There was one stylistic thing that made me want to scream. EVERY TIME Jaime wanted to talk with Levi about something difficult, he’d start massaging Levi’s hand. And EVERY TIME he did that, you’d tell us why:
Jaime found it easier to look back down at Levi’s hand rather than to face him.
He concentrated on massaging Levi’s hand, and Levi realized the massage gave Jaime a sense of security–he was relying on what he knew to get him through something that made him nervous.
Instead, he took one of Levi’s hands and began to massage it in a familiar way. It meant he didn’t have to look in Levi’s eyes when he started to talk.
I got to the point that I was screaming at my phone, “Yes, I get it! I really really do!” Trust your readers to get it a bit more than that, okay? Say it the first time, then…don’t. Trust your readers.

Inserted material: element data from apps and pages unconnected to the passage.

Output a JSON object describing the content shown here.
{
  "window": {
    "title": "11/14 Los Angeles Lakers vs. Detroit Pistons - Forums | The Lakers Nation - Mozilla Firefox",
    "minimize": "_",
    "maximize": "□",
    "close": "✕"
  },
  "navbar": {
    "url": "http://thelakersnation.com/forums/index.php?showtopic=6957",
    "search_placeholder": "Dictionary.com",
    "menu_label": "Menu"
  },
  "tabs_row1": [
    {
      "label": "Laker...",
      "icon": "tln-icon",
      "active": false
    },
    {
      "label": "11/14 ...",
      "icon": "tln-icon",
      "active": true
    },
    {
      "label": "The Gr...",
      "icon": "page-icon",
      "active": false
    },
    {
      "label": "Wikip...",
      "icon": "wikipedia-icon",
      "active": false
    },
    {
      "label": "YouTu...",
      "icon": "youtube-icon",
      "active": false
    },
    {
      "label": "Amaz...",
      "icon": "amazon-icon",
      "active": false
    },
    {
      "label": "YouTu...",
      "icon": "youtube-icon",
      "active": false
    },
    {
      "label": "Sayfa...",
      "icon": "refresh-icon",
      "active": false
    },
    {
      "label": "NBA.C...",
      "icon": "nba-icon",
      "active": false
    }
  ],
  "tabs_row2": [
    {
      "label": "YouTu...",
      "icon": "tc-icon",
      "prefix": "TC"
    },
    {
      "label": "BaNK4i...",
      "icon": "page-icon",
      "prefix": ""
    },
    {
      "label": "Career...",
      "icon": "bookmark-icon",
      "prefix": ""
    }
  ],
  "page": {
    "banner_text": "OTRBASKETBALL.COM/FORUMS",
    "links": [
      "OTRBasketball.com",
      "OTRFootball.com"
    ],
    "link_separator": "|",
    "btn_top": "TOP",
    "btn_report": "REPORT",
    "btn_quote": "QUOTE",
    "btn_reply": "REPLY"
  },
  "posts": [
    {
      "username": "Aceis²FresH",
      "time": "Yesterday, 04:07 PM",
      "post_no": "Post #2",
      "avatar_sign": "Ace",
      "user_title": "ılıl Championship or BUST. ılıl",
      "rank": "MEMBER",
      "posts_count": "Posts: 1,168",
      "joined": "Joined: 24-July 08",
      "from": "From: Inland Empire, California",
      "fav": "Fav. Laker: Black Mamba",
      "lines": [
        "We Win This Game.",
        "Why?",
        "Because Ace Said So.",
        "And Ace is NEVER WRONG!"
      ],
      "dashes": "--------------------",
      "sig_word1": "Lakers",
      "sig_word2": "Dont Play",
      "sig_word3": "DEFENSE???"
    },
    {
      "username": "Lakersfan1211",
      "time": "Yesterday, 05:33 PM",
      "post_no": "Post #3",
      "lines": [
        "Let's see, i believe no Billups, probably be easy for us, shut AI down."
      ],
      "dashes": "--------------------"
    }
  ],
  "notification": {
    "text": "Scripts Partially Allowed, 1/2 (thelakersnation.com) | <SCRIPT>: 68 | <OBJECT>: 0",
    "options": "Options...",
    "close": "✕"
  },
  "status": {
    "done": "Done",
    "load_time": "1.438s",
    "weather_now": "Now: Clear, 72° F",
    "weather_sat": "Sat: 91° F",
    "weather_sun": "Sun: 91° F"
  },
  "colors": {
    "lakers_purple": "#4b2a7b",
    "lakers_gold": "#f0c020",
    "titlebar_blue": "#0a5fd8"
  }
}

All in all, you took serious risks with this book, as you did with Strawberries for Dessert, and the characters carry the day. But the sexual abuse and Inspirational aspect, no matter how brilliantly handled (and they are, don’t get me wrong), means this book probably won’t make it to my Desert Island Keeper file in Dropbox.